Woz’s take on the Apple 1’s noisy -5 volt supply

There was a recent thread about the Apple 1’s noisy -5 volt supply on Applefritter, so I asked Woz the following:

One thing a number of us have noticed while working with reproductions of the Apple 1, is the amount of noise that exists on the -5 volt supply. The stabiliy of the -5 volt rail appears to be affected by the edges of the -12 volt clock that is used to control the video shift registers. Usually it’s not a problem, but I’ve run across a few cases where it affected DRAM reliability. Adding additional decoupling to -5 near the shift registers and the -5 regulator seems to clean things up considerably.

I was wondering if any of you remember noticing that noise on the -5 volt supply and if that ever was an issue back “in the day”.

I recieved the following reply from Woz:

I am sure that what you describe is valid, although I personally wasn’t aware of it.

I did the prototype of the Apple I and debugged the PC board version but didn’t look into such aspects. I’m sure you are quite correct. We knew that this was a low volume product since we were demonstrating the Apple II before shipping the first Apple I. Hence, we did not have many to become aware of issues like this. Part of the problem was that my time was being spent on the Apple II completion.

The ‘productizing’ of the Apple I came under Steve Jobs. I always optimized my prototypes for short distance wiring, but the PC board introduced longer power traces. Please forgive me. I never looked closely at this aspect. I certainly over-minimized in bypassing decoupling capacitors throughout the chips and RAM. I did worse too that was probably copied over to the PC board, like not having pullup resistors on unused TTL inputs. Still, had we at Apple been aware of such an issue while selling maybe 150 Apple I’s, we could and would easily and quickly have rectified it. But we didn’t test fully a product that was a temporary place-holder before the big product. We did try to buy back every Apple I in exchange for Apple II’s.

We had more luck than anyone deserves with things working out just enough to suffice and do what we did.

I will tell you that I and others did observe the power lines and did not notice noise or spiking. And, as I said, it was never a problem that was called to our attention, or at least to my attention. We could have put out an errata sheet for owners to fix the problem themselves, since this was very much a maker product (local stores could modify things to use 16K RAM’s, for example, and they did.

I am totally interested in hearing such things even after all these decades. I awoke one night in Quito, Ecuador, this year and came up with a way to save a chip or two from the Apple II, and a trivial way to have the 2 grays of the Apple II be different (light gray and dark gray) but it’s 38 years too late. It did give me a good smile, since I know how hard it is to improve on that design.


4 Responses to “Woz’s take on the Apple 1’s noisy -5 volt supply”

  1. DF says:

    Are you going to follow up with him on the Apple II improvements?

  2. Mike says:


    I did ask.

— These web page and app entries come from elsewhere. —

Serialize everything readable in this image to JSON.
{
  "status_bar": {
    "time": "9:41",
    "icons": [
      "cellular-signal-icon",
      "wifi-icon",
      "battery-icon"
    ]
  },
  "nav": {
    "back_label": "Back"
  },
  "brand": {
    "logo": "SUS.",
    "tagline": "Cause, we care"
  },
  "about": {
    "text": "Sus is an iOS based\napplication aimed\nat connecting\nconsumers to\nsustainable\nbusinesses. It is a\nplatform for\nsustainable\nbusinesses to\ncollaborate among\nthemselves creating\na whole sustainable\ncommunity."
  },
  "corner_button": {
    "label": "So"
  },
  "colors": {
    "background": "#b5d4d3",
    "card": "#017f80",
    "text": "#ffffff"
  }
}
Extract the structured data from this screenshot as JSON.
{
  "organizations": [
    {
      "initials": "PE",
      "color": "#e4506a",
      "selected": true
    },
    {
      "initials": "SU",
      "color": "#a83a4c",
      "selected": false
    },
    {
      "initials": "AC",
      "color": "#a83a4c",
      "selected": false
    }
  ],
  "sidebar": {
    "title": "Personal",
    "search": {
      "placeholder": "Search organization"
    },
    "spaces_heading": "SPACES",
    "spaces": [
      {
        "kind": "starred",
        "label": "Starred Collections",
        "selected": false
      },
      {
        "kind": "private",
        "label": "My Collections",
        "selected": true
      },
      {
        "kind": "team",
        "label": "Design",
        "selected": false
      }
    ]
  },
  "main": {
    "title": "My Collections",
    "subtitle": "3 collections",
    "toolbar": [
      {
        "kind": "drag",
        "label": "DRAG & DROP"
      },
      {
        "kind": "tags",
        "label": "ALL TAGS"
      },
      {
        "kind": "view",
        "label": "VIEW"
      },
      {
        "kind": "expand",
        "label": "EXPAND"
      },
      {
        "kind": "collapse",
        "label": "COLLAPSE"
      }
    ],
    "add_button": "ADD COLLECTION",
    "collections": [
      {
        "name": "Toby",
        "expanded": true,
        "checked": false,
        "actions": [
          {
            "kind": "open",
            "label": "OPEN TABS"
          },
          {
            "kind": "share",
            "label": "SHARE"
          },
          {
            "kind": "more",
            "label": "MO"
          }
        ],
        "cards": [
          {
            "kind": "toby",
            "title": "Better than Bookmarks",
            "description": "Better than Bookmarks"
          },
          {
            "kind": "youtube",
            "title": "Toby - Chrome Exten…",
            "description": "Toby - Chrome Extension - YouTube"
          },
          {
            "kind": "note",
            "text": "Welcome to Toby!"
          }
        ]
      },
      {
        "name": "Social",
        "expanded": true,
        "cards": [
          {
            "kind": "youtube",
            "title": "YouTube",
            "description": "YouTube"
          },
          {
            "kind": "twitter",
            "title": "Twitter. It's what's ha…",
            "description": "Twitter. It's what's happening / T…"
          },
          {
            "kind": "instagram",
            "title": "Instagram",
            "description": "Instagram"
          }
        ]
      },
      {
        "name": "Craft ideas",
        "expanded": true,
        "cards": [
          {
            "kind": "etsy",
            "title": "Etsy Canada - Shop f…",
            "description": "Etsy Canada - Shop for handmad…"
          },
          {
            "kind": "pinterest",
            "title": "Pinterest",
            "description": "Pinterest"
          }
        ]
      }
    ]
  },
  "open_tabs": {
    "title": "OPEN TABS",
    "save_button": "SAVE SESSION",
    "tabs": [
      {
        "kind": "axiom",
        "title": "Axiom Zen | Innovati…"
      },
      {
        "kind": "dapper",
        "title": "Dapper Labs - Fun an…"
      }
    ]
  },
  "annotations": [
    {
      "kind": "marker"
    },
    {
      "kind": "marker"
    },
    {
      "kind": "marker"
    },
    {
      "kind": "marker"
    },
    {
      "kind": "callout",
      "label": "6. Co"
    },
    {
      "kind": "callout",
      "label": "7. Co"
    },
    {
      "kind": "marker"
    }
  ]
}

Regarding the two shades of Grey, they are represented in memory by either A or 5 which in both cases turns into a 50% duty cycle square wave going to the video mixer (those three resistors on the right side of the board). Changing the duty cycle of the signal (percent hi versus low) will change the shade of grey, as well as affect other colors. Woz suggested that it could be done with a resistor, capacitor and diode, though he didn’t specify the exact circuit.

    I did some experiments over the weekend and found I could easily get an effect just by adding a 47pF capacitor to the output of the 74LS74 at B10, pin 5 (rev 0 schematics). This gave slightly different shade of gray, but didn’t affect the other colors very much. However that capacitor and some other things I tried, really messes with the integrity of the signal, so I’m looking for a “cleaner” solution. Maybe I’ll try using a 74LS123 one shot, though it kind of violates Woz’s idea that it could be done without adding chips. Maybe the integrity of the signal doesn’t matter that much and the simple capacitor solution would be fine. You could use a variable cap and make the effect adjustable.

    This flip flop is clocked by the system 14MHz clock, so you can’t do it with normal digital logic. Also, fooling with the clock input to that flip flop would likely upset timing for the entire system.

    He didn’t say what he had in mind for eliminating a chip or two.

    Mike W.

  3. […] detail comes from a bit of communication between Woz and a deeply devoted Apple I reproduction expert, Mike […]

  4. JD says:

    Most of this was WAY over my head, as I am not a EE, but I found this to be a fascinating read, and that he actually cared still – which just goes to show that all the good visionaries are rooted in passion and obsession.